In the above situation, the CMVM is not allowed to require the additional preparation of the said document containing fundamental information for investors in accordance with the requirements laid down in the RGOIC and other national and European regulations.
Oaragraph 6 of article 176 of the RGOIC was also amended, in order to limit to 25% and 80% the investments by UCITS in transferable securities and money market instruments issued by the same entity, if they consist in covered bonds issued by credit institutions having their registered office in a Member State under the terms of the applicable legislation, including covered bonds issued until July 8, 2022 under the terms of the legislation applicable to these bonds.
Regarding the revision of the remaining articles above mentioned, it mainly concerns the determination of CMVM or the authorities of other Member States’ powers to change the elements or cease trading in several cases:
- Establishment of a branch and freedom to provide services in another Member State relating to Alternative Investment Undertakings;
- Establishment of a branch and freedom to provide services in Portugal relating to the management of Alternative Investment Undertakings;
- Marketing in Portugal of Undertakings for Collective Investment in EU Securities;

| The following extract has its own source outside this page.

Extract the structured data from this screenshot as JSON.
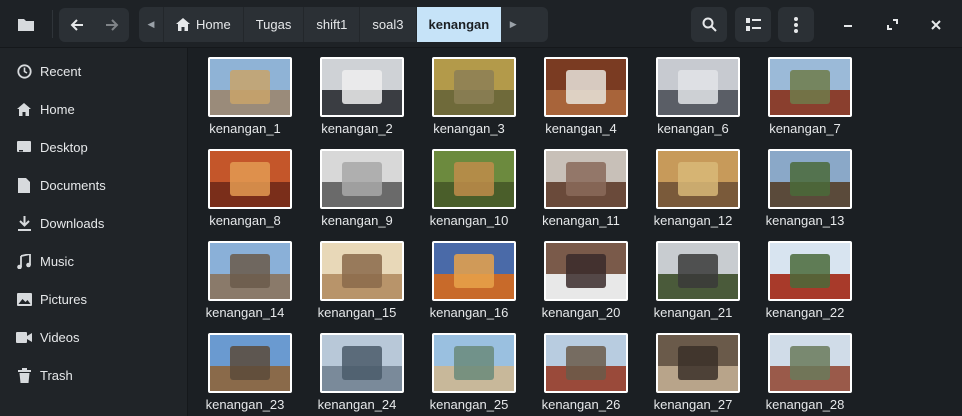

- Marketing by Management Entities from the European Union or from third countries authorized in another Member State;
- Marketing of European Union AIFs in another Member State.
3.2. Amendment to the Legal Framework of Credit Institutions and Financial Companies
In turn, article 2-A of the General Regime of Credit Institutions and Financial Companies (“RGICSF”), approved by Decree-Law no. 298/92, of December 31, was amended to include the definition of “covered bond”.
3.3. Amendment to the Securities Code
The Securities Code (“CVM”), approved by Decree-Law 486/99, of November 13, as amended, is essentially amended in two aspects:
i) Amendment to paragraph 7 of article 257-G, regarding reporting: the daily reporting of the positions held by financial intermediaries that execute OTC operations in commodity derivative financial instruments or emission allowances and respective derivatives, or by clients and their beneficial owners in those instruments, shall be carried out in accordance with the terms defined in the European Union legislation and regulations;
ii) Amendment to paragraph 2 of article 375, regarding cooperation: it clarifies that cooperation agreements with other national institutions must be published on CMVM’s website, instead of the CMVM’s bulletin, as previously foreseen.
3.4. Revocation of Decree-Law 59/2006, of March 20
Since mortgage bonds are now included in the definition of covered bonds, the new RJOC will also extend its application to this category of bonds.
Consequently, this decree-law revokes Decree-Law 59/2006, subsequently amended by Decree-Law 17/95, of 27 January and Decree-Law 52/2006, of 15 March, which regulated mortgage-backed bonds, without prejudice to the provisions of this Decree-Law and of article 240(3)(c) of the General Regime of Collective Investment Undertakings, approved in annex to Law 16/2015, of 24 February, as amended.
RJOC establishes new rules for the prudential treatment of exposures in the form of covered bonds, simplifying the regime, through a single type of bond, regardless of the cover asset, and harmonizing the requirements for the issue and supervision of covered bonds.
This harmonization of the structural elements that covered bonds issued in the European Union must fulfill will certainly contribute to the dynamization of this instrument which is an important source of funding for credit institutions.